## Input material
┏━━

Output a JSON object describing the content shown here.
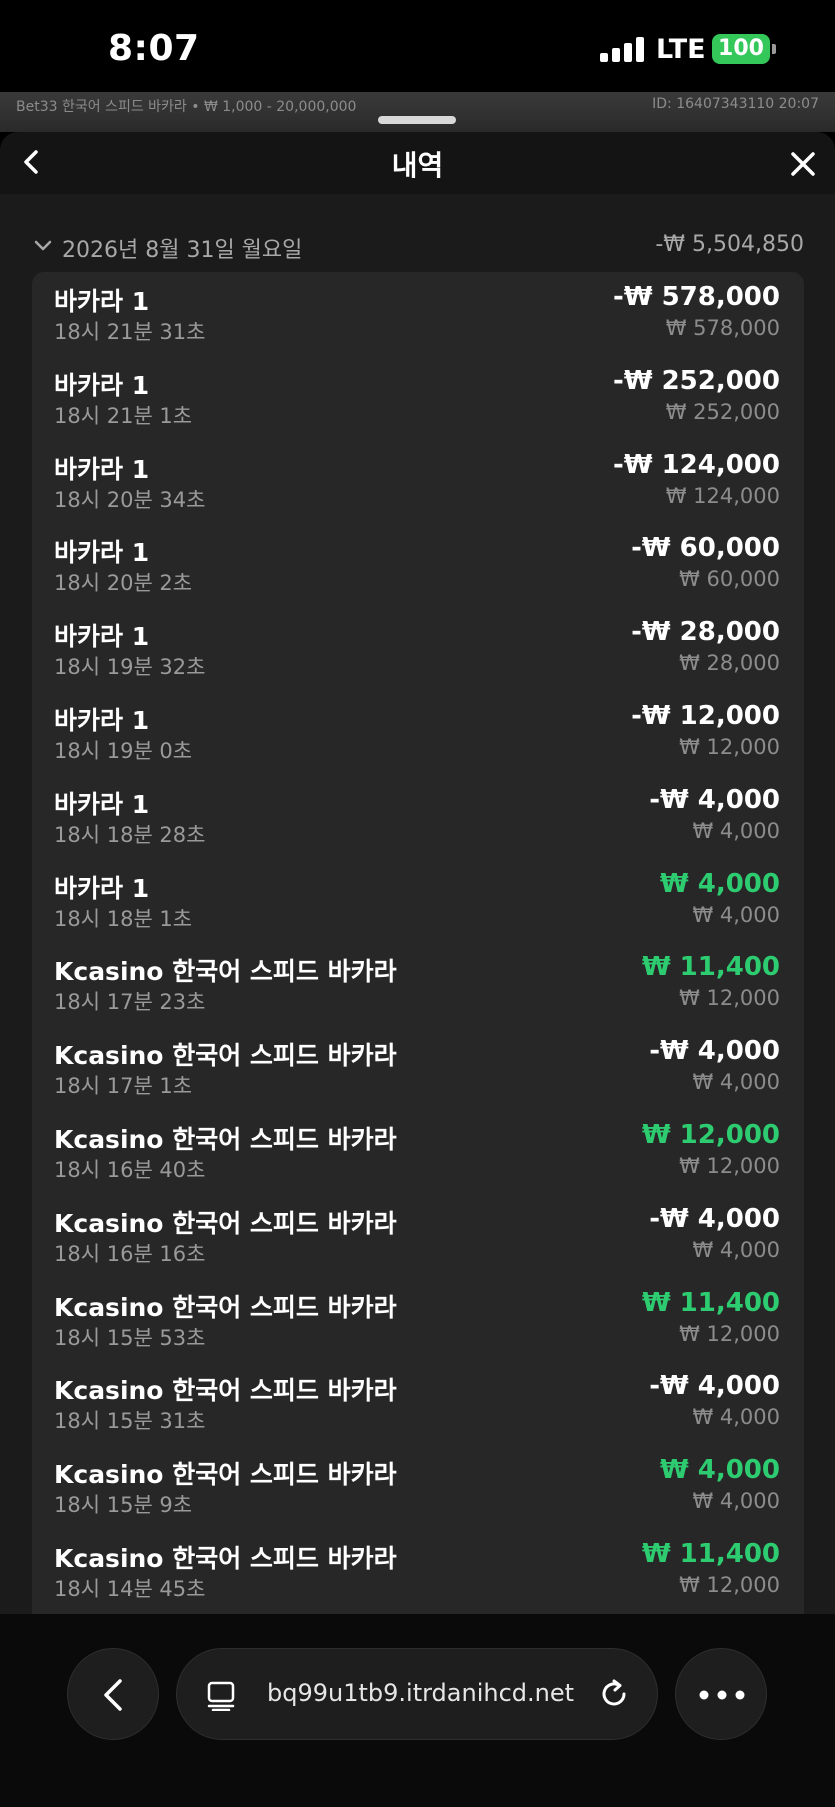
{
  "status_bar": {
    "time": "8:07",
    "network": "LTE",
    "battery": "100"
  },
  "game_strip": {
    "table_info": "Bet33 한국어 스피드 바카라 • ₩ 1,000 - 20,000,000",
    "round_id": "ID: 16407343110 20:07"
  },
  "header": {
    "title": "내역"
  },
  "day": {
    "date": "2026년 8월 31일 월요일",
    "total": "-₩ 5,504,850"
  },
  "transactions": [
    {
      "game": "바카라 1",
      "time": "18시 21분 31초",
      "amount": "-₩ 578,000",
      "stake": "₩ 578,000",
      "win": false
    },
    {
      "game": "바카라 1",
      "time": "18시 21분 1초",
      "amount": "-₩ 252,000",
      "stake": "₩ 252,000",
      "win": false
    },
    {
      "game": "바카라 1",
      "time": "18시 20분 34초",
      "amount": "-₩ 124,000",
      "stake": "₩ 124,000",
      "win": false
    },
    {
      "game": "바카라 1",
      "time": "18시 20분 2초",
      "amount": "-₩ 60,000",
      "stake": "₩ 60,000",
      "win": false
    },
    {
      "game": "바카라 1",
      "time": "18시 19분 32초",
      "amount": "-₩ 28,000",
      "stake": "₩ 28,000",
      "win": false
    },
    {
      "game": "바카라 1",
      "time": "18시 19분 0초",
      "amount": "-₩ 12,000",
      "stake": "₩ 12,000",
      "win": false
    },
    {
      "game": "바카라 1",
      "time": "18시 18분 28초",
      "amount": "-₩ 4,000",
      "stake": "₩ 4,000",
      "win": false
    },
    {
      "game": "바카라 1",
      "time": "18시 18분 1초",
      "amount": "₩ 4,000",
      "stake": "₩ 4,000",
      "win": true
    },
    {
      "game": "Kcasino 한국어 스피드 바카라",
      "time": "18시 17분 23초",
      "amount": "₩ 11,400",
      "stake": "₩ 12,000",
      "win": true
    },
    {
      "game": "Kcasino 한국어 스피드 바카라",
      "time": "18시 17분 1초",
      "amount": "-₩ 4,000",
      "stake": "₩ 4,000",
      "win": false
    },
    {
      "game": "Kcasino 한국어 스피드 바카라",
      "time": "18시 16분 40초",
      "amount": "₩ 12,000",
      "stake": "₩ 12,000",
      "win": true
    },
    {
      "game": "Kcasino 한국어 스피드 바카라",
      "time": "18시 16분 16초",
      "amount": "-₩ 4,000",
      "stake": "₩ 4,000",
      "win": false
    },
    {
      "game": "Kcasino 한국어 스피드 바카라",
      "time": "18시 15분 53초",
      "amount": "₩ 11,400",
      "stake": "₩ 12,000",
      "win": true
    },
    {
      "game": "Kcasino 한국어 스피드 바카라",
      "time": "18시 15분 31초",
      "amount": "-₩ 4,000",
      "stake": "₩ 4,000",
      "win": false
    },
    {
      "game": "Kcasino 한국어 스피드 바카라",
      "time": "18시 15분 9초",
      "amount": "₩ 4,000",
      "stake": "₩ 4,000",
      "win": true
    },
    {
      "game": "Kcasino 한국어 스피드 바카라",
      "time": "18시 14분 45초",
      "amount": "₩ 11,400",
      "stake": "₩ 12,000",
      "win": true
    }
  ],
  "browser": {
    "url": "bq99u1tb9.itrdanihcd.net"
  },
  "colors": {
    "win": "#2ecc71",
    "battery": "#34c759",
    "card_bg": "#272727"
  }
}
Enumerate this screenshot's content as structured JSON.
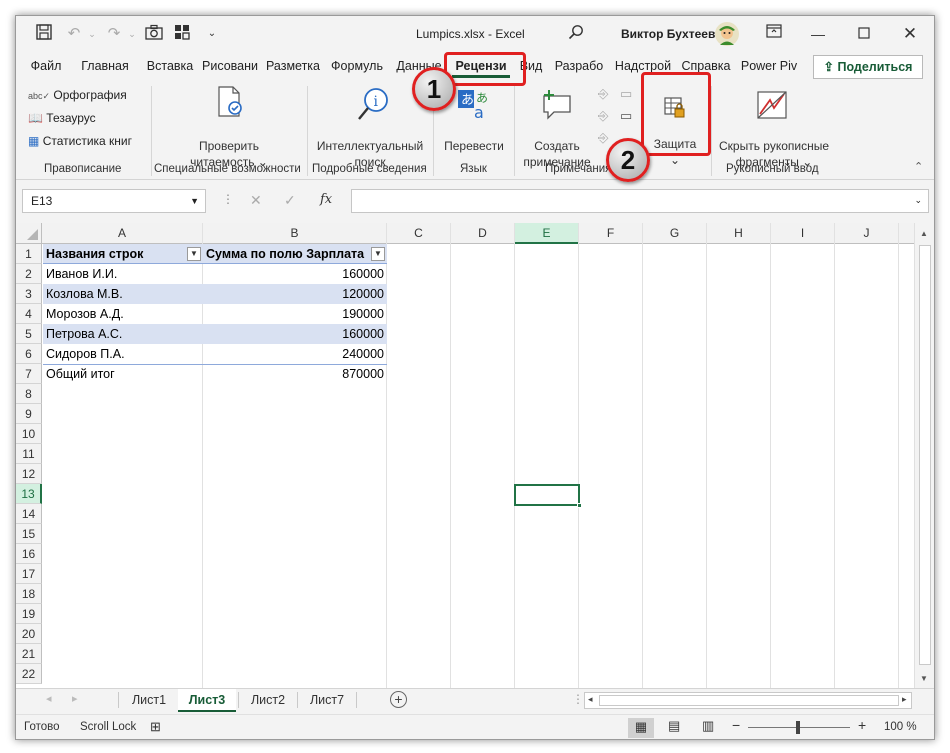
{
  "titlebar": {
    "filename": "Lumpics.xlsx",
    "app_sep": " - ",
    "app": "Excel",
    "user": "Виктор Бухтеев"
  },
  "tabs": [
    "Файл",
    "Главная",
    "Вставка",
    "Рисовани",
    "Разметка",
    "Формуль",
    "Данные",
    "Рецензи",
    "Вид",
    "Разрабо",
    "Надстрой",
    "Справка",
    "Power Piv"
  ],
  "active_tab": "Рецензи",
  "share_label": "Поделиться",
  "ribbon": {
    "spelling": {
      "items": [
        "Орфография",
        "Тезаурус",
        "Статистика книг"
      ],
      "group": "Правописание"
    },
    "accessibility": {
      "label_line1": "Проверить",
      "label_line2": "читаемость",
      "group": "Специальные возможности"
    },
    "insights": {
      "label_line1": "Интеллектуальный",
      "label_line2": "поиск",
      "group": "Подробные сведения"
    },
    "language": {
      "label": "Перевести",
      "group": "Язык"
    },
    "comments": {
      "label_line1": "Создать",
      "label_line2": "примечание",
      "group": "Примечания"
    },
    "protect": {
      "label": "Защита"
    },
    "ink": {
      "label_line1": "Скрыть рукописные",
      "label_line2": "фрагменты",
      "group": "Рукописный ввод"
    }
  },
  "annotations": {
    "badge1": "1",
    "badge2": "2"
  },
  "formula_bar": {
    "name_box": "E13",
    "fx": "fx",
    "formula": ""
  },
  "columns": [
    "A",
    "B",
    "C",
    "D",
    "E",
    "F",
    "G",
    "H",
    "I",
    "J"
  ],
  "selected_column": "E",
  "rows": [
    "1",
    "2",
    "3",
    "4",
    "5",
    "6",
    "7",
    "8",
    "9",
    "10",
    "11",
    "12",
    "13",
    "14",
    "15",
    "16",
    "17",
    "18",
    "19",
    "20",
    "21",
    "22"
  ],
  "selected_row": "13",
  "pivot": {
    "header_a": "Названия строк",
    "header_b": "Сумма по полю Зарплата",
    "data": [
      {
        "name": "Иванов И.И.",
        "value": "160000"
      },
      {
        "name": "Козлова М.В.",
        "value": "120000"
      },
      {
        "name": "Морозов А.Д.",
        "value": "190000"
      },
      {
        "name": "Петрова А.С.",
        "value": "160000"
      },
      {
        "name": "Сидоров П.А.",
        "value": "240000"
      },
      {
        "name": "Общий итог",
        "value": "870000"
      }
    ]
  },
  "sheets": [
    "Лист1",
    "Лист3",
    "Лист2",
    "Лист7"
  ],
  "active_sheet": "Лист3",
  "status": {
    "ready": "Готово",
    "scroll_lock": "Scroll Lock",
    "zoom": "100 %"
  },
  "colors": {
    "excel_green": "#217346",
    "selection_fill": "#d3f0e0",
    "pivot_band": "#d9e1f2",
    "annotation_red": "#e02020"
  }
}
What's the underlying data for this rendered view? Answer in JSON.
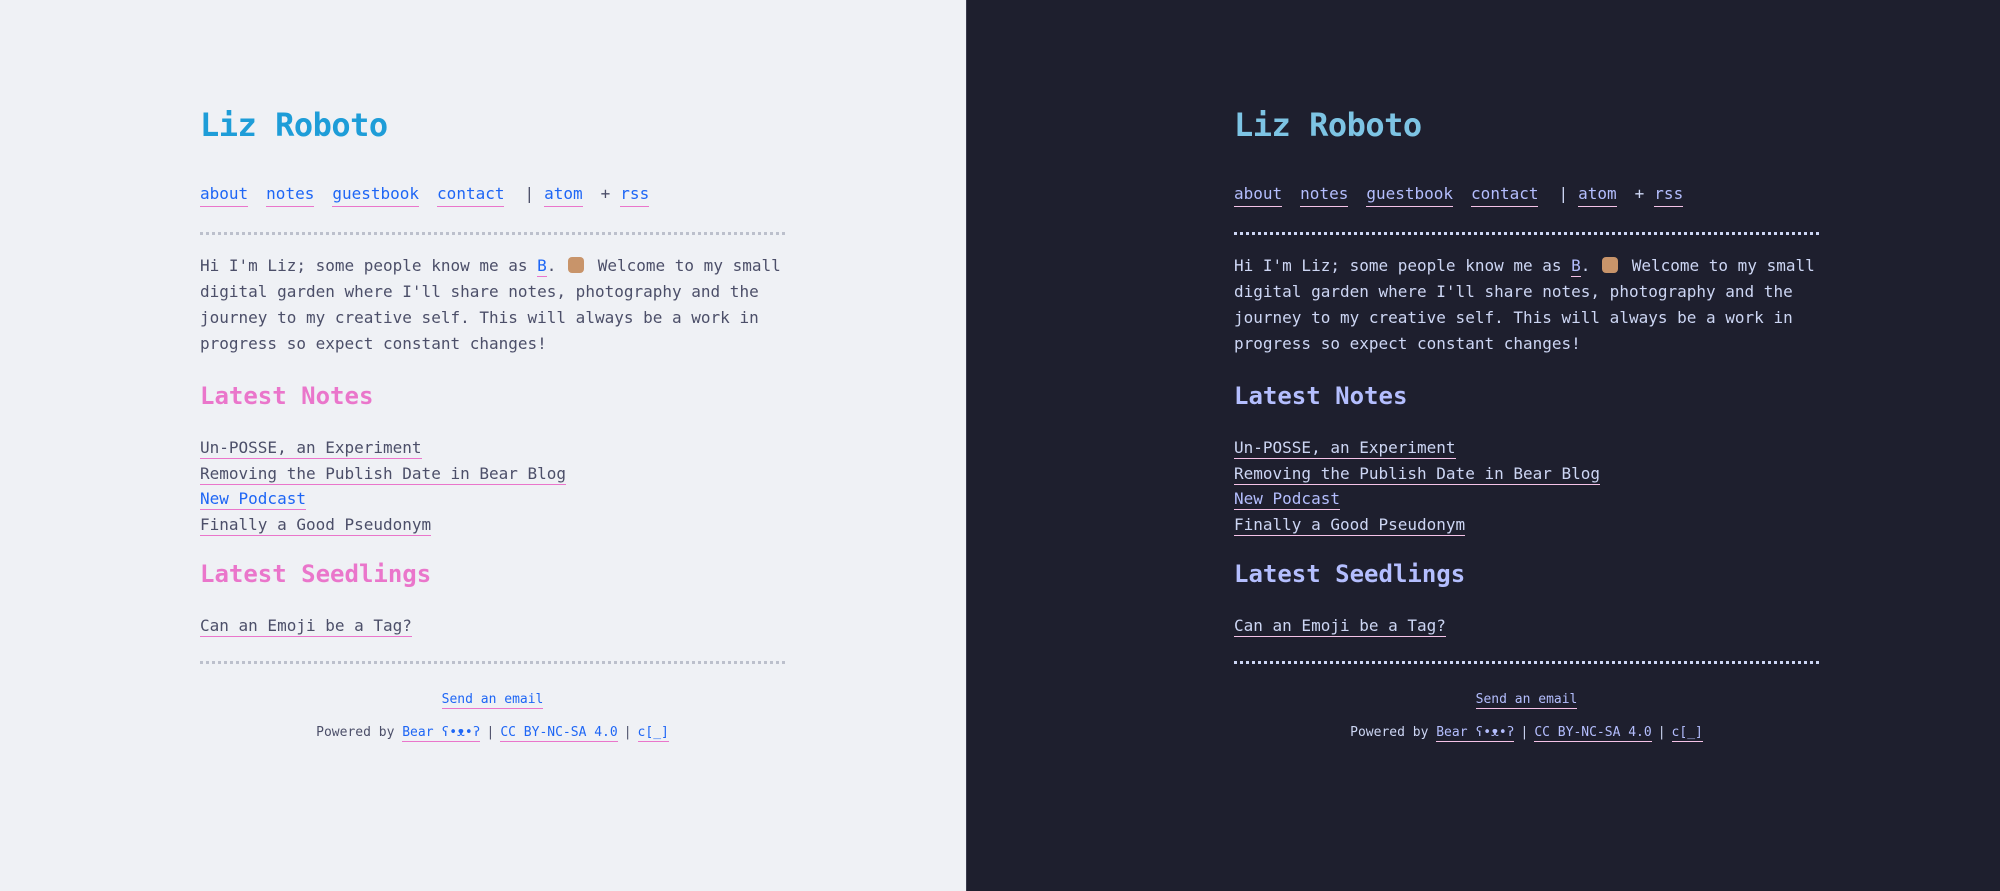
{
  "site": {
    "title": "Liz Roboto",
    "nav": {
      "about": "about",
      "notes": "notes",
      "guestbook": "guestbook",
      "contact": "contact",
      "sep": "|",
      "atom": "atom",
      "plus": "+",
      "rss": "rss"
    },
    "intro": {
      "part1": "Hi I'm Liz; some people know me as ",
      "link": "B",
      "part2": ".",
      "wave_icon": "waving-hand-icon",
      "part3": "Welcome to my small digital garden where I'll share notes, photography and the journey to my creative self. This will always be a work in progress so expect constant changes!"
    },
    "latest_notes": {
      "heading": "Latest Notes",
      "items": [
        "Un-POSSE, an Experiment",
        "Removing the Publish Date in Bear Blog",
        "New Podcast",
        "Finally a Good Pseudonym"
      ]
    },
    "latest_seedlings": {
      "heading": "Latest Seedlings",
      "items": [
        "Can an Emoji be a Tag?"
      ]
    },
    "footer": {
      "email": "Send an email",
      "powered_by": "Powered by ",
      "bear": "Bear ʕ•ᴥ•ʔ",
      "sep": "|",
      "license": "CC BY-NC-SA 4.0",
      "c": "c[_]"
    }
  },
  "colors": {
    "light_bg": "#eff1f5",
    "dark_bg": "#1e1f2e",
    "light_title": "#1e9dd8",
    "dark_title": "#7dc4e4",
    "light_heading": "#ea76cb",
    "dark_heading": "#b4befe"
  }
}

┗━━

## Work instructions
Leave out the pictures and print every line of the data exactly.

## Answer to this task
Output a JSON object describing the content shown here.
{
  "status_bar": {
    "time": "8:07",
    "network": "LTE",
    "battery": "100"
  },
  "game_strip": {
    "table_info": "Bet33 한국어 스피드 바카라 • ₩ 1,000 - 20,000,000",
    "round_id": "ID: 16407343110 20:07"
  },
  "header": {
    "title": "내역"
  },
  "day": {
    "date": "2026년 8월 31일 월요일",
    "total": "-₩ 5,504,850"
  },
  "transactions": [
    {
      "game": "바카라 1",
      "time": "18시 21분 31초",
      "amount": "-₩ 578,000",
      "stake": "₩ 578,000",
      "win": false
    },
    {
      "game": "바카라 1",
      "time": "18시 21분 1초",
      "amount": "-₩ 252,000",
      "stake": "₩ 252,000",
      "win": false
    },
    {
      "game": "바카라 1",
      "time": "18시 20분 34초",
      "amount": "-₩ 124,000",
      "stake": "₩ 124,000",
      "win": false
    },
    {
      "game": "바카라 1",
      "time": "18시 20분 2초",
      "amount": "-₩ 60,000",
      "stake": "₩ 60,000",
      "win": false
    },
    {
      "game": "바카라 1",
      "time": "18시 19분 32초",
      "amount": "-₩ 28,000",
      "stake": "₩ 28,000",
      "win": false
    },
    {
      "game": "바카라 1",
      "time": "18시 19분 0초",
      "amount": "-₩ 12,000",
      "stake": "₩ 12,000",
      "win": false
    },
    {
      "game": "바카라 1",
      "time": "18시 18분 28초",
      "amount": "-₩ 4,000",
      "stake": "₩ 4,000",
      "win": false
    },
    {
      "game": "바카라 1",
      "time": "18시 18분 1초",
      "amount": "₩ 4,000",
      "stake": "₩ 4,000",
      "win": true
    },
    {
      "game": "Kcasino 한국어 스피드 바카라",
      "time": "18시 17분 23초",
      "amount": "₩ 11,400",
      "stake": "₩ 12,000",
      "win": true
    },
    {
      "game": "Kcasino 한국어 스피드 바카라",
      "time": "18시 17분 1초",
      "amount": "-₩ 4,000",
      "stake": "₩ 4,000",
      "win": false
    },
    {
      "game": "Kcasino 한국어 스피드 바카라",
      "time": "18시 16분 40초",
      "amount": "₩ 12,000",
      "stake": "₩ 12,000",
      "win": true
    },
    {
      "game": "Kcasino 한국어 스피드 바카라",
      "time": "18시 16분 16초",
      "amount": "-₩ 4,000",
      "stake": "₩ 4,000",
      "win": false
    },
    {
      "game": "Kcasino 한국어 스피드 바카라",
      "time": "18시 15분 53초",
      "amount": "₩ 11,400",
      "stake": "₩ 12,000",
      "win": true
    },
    {
      "game": "Kcasino 한국어 스피드 바카라",
      "time": "18시 15분 31초",
      "amount": "-₩ 4,000",
      "stake": "₩ 4,000",
      "win": false
    },
    {
      "game": "Kcasino 한국어 스피드 바카라",
      "time": "18시 15분 9초",
      "amount": "₩ 4,000",
      "stake": "₩ 4,000",
      "win": true
    },
    {
      "game": "Kcasino 한국어 스피드 바카라",
      "time": "18시 14분 45초",
      "amount": "₩ 11,400",
      "stake": "₩ 12,000",
      "win": true
    }
  ],
  "browser": {
    "url": "bq99u1tb9.itrdanihcd.net"
  },
  "colors": {
    "win": "#2ecc71",
    "battery": "#34c759",
    "card_bg": "#272727"
  }
}
Enumerate this screenshot's content as structured JSON.
{
  "titlebar": {
    "filename": "Lumpics.xlsx",
    "app_sep": " - ",
    "app": "Excel",
    "user": "Виктор Бухтеев"
  },
  "tabs": [
    "Файл",
    "Главная",
    "Вставка",
    "Рисовани",
    "Разметка",
    "Формуль",
    "Данные",
    "Рецензи",
    "Вид",
    "Разрабо",
    "Надстрой",
    "Справка",
    "Power Piv"
  ],
  "active_tab": "Рецензи",
  "share_label": "Поделиться",
  "ribbon": {
    "spelling": {
      "items": [
        "Орфография",
        "Тезаурус",
        "Статистика книг"
      ],
      "group": "Правописание"
    },
    "accessibility": {
      "label_line1": "Проверить",
      "label_line2": "читаемость",
      "group": "Специальные возможности"
    },
    "insights": {
      "label_line1": "Интеллектуальный",
      "label_line2": "поиск",
      "group": "Подробные сведения"
    },
    "language": {
      "label": "Перевести",
      "group": "Язык"
    },
    "comments": {
      "label_line1": "Создать",
      "label_line2": "примечание",
      "group": "Примечания"
    },
    "protect": {
      "label": "Защита"
    },
    "ink": {
      "label_line1": "Скрыть рукописные",
      "label_line2": "фрагменты",
      "group": "Рукописный ввод"
    }
  },
  "annotations": {
    "badge1": "1",
    "badge2": "2"
  },
  "formula_bar": {
    "name_box": "E13",
    "fx": "fx",
    "formula": ""
  },
  "columns": [
    "A",
    "B",
    "C",
    "D",
    "E",
    "F",
    "G",
    "H",
    "I",
    "J"
  ],
  "selected_column": "E",
  "rows": [
    "1",
    "2",
    "3",
    "4",
    "5",
    "6",
    "7",
    "8",
    "9",
    "10",
    "11",
    "12",
    "13",
    "14",
    "15",
    "16",
    "17",
    "18",
    "19",
    "20",
    "21",
    "22"
  ],
  "selected_row": "13",
  "pivot": {
    "header_a": "Названия строк",
    "header_b": "Сумма по полю Зарплата",
    "data": [
      {
        "name": "Иванов И.И.",
        "value": "160000"
      },
      {
        "name": "Козлова М.В.",
        "value": "120000"
      },
      {
        "name": "Морозов А.Д.",
        "value": "190000"
      },
      {
        "name": "Петрова А.С.",
        "value": "160000"
      },
      {
        "name": "Сидоров П.А.",
        "value": "240000"
      },
      {
        "name": "Общий итог",
        "value": "870000"
      }
    ]
  },
  "sheets": [
    "Лист1",
    "Лист3",
    "Лист2",
    "Лист7"
  ],
  "active_sheet": "Лист3",
  "status": {
    "ready": "Готово",
    "scroll_lock": "Scroll Lock",
    "zoom": "100 %"
  },
  "colors": {
    "excel_green": "#217346",
    "selection_fill": "#d3f0e0",
    "pivot_band": "#d9e1f2",
    "annotation_red": "#e02020"
  }
}
What's the underlying data for this rendered view? Answer in JSON.
{
  "site": {
    "title": "Liz Roboto",
    "nav": {
      "about": "about",
      "notes": "notes",
      "guestbook": "guestbook",
      "contact": "contact",
      "sep": "|",
      "atom": "atom",
      "plus": "+",
      "rss": "rss"
    },
    "intro": {
      "part1": "Hi I'm Liz; some people know me as ",
      "link": "B",
      "part2": ".",
      "wave_icon": "waving-hand-icon",
      "part3": "Welcome to my small digital garden where I'll share notes, photography and the journey to my creative self. This will always be a work in progress so expect constant changes!"
    },
    "latest_notes": {
      "heading": "Latest Notes",
      "items": [
        "Un-POSSE, an Experiment",
        "Removing the Publish Date in Bear Blog",
        "New Podcast",
        "Finally a Good Pseudonym"
      ]
    },
    "latest_seedlings": {
      "heading": "Latest Seedlings",
      "items": [
        "Can an Emoji be a Tag?"
      ]
    },
    "footer": {
      "email": "Send an email",
      "powered_by": "Powered by ",
      "bear": "Bear ʕ•ᴥ•ʔ",
      "sep": "|",
      "license": "CC BY-NC-SA 4.0",
      "c": "c[_]"
    }
  },
  "colors": {
    "light_bg": "#eff1f5",
    "dark_bg": "#1e1f2e",
    "light_title": "#1e9dd8",
    "dark_title": "#7dc4e4",
    "light_heading": "#ea76cb",
    "dark_heading": "#b4befe"
  }
}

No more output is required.